Today’s Gospel reminds us of that. The seedling does not grow up overnight. It takes time from when it’s planted to when it’s harvested. Depending on where they live in America, those who enjoy working in their gardens planted their seeds a month or two ago. Marigolds may be flowering. Four o’clocks are a little further in our futures. Asters and chrysanthemums won’t show up for three or four months. 

Jesus teaches us well in telling us to watch how plants grow. On the one hand, we need patience: those chrysanthemums are waiting for October. On the other hand, we need to recognize that time is fleeting: the little seed has already broken the soil, has already grown up two inches, already needs to be supported with a little stick. Those of us blessed with children learn the same lesson that Tevye captured with his musical question: “Is this the little girl I carried? Is this the little boy at play?” 
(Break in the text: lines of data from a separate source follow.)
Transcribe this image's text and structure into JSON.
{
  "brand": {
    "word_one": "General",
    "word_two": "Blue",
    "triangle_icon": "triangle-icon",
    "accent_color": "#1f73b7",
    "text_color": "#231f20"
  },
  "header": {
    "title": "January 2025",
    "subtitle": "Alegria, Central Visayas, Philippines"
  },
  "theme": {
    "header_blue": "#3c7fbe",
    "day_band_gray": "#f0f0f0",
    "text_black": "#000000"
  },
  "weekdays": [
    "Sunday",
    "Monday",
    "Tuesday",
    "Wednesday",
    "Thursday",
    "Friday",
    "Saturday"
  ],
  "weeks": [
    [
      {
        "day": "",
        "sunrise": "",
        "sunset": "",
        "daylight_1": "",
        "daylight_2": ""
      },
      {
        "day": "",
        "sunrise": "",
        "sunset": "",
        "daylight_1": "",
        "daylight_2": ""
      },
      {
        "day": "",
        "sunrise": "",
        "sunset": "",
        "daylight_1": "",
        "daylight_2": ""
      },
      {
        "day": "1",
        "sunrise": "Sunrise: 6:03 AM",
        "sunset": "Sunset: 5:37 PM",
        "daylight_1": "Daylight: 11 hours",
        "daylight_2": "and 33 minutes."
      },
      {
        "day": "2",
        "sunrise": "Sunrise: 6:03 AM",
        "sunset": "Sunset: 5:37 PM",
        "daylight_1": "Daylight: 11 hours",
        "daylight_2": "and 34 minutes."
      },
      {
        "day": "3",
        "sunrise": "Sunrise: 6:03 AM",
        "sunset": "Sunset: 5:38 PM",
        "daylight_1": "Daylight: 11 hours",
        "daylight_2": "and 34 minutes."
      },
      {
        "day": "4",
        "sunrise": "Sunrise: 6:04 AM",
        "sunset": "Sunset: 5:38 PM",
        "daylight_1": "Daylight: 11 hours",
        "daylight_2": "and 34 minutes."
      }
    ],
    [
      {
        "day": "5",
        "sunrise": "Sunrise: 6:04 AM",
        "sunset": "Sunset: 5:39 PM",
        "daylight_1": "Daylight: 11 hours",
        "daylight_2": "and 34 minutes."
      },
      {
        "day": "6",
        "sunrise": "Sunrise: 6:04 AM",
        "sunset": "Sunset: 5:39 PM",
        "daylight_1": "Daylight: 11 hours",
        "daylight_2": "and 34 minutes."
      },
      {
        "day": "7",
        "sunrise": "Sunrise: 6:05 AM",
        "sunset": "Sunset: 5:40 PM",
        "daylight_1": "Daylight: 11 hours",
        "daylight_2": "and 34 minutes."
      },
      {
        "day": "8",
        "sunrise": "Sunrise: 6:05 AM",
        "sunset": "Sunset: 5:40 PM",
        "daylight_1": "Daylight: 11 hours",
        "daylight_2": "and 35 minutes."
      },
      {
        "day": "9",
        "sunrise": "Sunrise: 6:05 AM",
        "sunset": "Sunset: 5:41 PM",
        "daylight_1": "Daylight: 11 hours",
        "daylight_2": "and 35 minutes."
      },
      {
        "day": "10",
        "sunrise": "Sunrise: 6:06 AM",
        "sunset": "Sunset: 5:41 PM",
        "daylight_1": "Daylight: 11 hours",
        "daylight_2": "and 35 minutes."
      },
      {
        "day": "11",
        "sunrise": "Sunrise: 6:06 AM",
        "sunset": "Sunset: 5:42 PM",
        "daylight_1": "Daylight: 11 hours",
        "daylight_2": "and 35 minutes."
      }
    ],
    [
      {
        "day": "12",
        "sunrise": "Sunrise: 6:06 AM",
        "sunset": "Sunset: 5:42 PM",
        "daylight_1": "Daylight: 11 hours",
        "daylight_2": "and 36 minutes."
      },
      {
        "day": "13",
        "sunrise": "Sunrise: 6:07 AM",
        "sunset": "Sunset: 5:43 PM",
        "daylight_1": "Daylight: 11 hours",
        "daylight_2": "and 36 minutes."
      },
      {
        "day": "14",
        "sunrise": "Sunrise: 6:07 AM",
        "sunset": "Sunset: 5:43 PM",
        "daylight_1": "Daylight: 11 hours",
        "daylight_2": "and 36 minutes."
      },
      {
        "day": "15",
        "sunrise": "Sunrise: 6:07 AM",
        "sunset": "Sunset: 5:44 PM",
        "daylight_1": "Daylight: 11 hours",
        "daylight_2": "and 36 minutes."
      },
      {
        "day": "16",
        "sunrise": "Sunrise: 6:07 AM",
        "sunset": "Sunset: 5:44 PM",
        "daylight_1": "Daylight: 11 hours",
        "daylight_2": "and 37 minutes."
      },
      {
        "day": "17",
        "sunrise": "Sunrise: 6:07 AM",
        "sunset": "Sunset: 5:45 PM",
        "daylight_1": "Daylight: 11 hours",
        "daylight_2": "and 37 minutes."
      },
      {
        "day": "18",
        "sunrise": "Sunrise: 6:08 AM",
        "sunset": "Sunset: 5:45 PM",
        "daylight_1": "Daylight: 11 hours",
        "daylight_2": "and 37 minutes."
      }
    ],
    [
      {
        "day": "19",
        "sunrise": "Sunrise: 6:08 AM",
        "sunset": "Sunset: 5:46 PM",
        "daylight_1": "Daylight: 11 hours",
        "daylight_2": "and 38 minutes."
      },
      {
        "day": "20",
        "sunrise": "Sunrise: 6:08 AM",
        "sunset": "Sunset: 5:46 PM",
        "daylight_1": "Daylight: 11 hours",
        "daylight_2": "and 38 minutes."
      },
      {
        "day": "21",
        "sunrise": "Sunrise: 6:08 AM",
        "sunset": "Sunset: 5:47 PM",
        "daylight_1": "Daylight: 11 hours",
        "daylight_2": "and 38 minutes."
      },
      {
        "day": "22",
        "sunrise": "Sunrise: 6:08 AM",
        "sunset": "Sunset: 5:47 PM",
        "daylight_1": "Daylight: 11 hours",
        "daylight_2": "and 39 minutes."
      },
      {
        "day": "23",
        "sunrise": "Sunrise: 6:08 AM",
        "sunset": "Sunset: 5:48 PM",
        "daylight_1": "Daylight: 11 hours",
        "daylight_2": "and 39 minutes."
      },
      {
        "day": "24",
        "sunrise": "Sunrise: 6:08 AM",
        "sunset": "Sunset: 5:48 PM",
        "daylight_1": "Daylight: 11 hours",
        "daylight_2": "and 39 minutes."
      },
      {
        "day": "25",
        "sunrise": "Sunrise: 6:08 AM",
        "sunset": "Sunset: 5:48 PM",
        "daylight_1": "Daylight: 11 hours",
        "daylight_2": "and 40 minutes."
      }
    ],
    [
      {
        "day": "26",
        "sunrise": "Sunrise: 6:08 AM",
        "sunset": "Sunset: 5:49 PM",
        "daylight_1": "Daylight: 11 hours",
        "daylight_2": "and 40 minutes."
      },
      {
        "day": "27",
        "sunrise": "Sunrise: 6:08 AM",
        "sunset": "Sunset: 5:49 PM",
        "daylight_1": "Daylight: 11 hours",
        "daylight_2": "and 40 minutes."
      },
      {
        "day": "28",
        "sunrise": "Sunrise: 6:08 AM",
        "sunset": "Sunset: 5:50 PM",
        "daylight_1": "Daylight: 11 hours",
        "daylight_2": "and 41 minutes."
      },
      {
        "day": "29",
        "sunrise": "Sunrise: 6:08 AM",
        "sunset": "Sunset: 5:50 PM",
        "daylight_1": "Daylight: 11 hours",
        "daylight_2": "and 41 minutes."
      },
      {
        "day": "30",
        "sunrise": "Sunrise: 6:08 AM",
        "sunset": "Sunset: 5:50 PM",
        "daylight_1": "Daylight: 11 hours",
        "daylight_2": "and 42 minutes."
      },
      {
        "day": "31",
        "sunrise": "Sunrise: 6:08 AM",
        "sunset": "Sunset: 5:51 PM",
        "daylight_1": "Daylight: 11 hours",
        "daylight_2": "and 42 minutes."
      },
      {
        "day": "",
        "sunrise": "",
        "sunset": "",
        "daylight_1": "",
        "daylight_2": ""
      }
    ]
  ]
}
The tree becomes a home for birds. (Whether birds actually want to nest in mustard trees is another question.) The little girl and little boy form a nest for the next generation. Time is life.

The parable of the mustard seed also emphasizes the humility of most beginnings. In his commentary on the passage, Protestant John Calvin underscored that “the Lord opens his reign [Kingdom] with a feeble and despicable commencement, for the express purpose, that his power may be more fully illustrated by its unexpected progress.” As the poem “One Solitary Life” reminds us, the carpenter who “affected the life of man upon this earth” more powerfully than anyone else was “born in an obscure village” and “never traveled, except in his infancy, more than 200 miles from the place where he was born.” 

Charles Dickens captures the lesson of that humility when he has Jacob Marley lament how he wasted his life, misspent not because of his circumstances but because of what he did with them: “Not to know that any Christian spirit working kindly in its little sphere, whatever it may be, will find its mortal life too short for its vast means of usefulness,” its vast capacity to do good. “Yet such was I!” Marley alludes to what St. Thérèse of Lisieux knew: a high place in heaven can be won in sweeping a floor. 

Jan Luyken was a 17th-century Dutch engraver and illustrator. Luyken’s illustration of this week’s Gospel comes from the “Bowyer Bible,” a late 18th-century project by British publisher Robert Bowyer to present a Bible containing illustrations of all its major themes and ideas. Bowyer’s project eventually extended to 45 volumes.

The engraving captures the essence of the Biblical lesson, without adding many additional artistic details. In the illustration, two men stand beside a mustard “tree” (really an overgrown shrub). If mustard “trees” typically averaged around nine feet, the proportions are accurate: the plant is a head taller than the men. The man with his hands extended appears to be using the tree to make a point, just as Jesus “spoke the word to [the people] with many such parables.” The other, in a more meditative pose, is listening and considering what he’s hearing.

One can imagine the first man’s remarks about the tiny seed and the fruitful “tree” they now see. Smaller “trees” in the background between the man and the mustard tree of the lesson, a functional of visual perspective, also serve to underscore the point about the littleness of the seed and its growth. As in the Gospel, one bird “dwells in the shade of its branches,” pecking at the ground (presumably not some sharp-flavored mustard seed) while another flies towards its branches. A typical Middle Eastern background (or at least what the artist thought a typical Middle Eastern background) fills out the picture. (Consider the sharp contrast of this black and white etching to last week’s Rubens painting, consistent not just with the art form but the stark conventions of Protestant art.)

Let the Gospel of this Sunday that returns us to Ordinary Time be an opportunity to resolve to make good use of the 24 weeks of Ordinary Time separating us from the First Sunday of Advent. Let it be a time — almost half a year — to “get to know the Lord.” Let us not fritter it away nor be like Marley, lamenting after its loss, “such was I!” Take your first, small steps today.